Page and application data records

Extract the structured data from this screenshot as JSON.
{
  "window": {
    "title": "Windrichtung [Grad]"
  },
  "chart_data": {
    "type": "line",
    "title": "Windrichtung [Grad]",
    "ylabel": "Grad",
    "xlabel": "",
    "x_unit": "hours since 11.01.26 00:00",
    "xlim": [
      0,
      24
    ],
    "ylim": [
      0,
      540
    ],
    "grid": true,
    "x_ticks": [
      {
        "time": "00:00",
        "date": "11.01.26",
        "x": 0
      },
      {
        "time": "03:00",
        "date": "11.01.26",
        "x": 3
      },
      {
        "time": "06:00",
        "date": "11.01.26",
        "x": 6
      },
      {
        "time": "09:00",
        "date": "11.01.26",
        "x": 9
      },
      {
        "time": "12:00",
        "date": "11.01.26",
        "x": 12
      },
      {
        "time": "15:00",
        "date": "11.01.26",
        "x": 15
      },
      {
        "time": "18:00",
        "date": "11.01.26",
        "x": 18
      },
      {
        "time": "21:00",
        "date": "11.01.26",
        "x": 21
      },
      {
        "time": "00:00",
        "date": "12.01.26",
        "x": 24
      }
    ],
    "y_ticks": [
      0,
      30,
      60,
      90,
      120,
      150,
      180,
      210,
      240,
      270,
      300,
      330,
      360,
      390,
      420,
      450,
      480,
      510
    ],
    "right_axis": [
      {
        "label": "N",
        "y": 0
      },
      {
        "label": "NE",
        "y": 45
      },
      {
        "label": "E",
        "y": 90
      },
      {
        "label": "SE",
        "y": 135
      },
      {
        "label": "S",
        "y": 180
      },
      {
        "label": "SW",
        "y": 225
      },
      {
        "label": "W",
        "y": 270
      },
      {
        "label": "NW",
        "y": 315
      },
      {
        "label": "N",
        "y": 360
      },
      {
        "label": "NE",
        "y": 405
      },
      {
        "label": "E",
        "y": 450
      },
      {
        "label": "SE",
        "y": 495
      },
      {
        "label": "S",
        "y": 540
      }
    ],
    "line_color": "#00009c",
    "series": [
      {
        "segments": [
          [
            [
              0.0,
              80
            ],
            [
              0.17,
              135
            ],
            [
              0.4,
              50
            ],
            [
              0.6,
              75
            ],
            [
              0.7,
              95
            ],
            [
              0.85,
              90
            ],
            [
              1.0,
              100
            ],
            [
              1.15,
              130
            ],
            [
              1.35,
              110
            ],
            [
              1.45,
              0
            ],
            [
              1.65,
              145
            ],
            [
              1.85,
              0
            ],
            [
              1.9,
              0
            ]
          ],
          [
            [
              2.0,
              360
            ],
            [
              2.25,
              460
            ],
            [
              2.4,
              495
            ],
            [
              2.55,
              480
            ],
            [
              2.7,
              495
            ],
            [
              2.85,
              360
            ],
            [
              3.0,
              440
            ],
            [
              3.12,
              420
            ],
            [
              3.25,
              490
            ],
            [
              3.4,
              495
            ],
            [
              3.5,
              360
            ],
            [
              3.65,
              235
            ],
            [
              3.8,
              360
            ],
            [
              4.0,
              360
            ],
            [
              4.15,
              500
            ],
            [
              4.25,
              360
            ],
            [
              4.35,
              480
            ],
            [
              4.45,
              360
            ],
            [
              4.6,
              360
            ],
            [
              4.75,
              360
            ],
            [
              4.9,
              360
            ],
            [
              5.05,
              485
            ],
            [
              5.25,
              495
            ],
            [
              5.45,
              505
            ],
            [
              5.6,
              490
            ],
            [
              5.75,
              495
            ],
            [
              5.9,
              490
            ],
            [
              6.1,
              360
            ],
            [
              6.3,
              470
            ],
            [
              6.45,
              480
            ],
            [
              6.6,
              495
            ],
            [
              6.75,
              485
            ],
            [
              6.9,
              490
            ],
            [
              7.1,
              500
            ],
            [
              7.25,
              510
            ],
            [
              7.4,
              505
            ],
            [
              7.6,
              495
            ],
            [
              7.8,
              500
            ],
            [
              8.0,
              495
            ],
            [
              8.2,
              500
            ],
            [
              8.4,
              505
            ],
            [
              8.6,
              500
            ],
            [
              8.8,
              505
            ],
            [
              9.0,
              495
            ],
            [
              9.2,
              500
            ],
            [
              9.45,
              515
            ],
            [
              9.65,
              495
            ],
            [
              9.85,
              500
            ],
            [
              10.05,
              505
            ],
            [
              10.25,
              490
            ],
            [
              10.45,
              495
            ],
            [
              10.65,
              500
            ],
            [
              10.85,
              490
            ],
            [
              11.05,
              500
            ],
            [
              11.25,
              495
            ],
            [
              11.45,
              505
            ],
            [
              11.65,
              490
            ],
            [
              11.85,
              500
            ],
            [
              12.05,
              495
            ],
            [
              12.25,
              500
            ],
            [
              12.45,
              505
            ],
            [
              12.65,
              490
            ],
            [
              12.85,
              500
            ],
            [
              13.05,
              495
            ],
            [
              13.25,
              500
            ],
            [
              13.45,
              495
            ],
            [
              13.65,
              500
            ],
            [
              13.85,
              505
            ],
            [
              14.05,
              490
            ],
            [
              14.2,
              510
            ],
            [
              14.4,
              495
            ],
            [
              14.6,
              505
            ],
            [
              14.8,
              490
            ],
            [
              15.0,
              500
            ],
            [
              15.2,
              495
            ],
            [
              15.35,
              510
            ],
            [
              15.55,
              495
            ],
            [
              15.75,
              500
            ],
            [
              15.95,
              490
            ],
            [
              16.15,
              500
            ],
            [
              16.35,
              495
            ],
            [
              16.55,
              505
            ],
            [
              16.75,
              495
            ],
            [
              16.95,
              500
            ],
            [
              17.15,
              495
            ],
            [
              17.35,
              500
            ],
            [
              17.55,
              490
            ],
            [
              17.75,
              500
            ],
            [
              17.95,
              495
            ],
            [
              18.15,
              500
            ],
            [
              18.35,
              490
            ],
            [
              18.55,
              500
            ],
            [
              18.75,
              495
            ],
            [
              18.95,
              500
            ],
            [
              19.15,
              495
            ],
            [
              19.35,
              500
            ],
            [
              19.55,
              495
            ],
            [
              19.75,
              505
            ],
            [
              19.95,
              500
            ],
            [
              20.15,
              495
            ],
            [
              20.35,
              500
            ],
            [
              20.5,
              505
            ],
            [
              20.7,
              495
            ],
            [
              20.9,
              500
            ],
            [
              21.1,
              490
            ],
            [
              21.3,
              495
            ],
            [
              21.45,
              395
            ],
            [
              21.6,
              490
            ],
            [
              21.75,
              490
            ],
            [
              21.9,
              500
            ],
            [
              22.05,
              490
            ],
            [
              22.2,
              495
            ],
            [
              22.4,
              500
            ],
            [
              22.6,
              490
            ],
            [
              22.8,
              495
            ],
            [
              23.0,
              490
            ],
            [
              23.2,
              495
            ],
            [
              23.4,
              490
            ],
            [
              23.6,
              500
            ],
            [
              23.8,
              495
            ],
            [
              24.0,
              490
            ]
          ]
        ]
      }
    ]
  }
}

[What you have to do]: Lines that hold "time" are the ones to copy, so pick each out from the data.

[Output of the exercise]:
        "time": "00:00",
        "time": "03:00",
        "time": "06:00",
        "time": "09:00",
        "time": "12:00",
        "time": "15:00",
        "time": "18:00",
        "time": "21:00",
        "time": "00:00",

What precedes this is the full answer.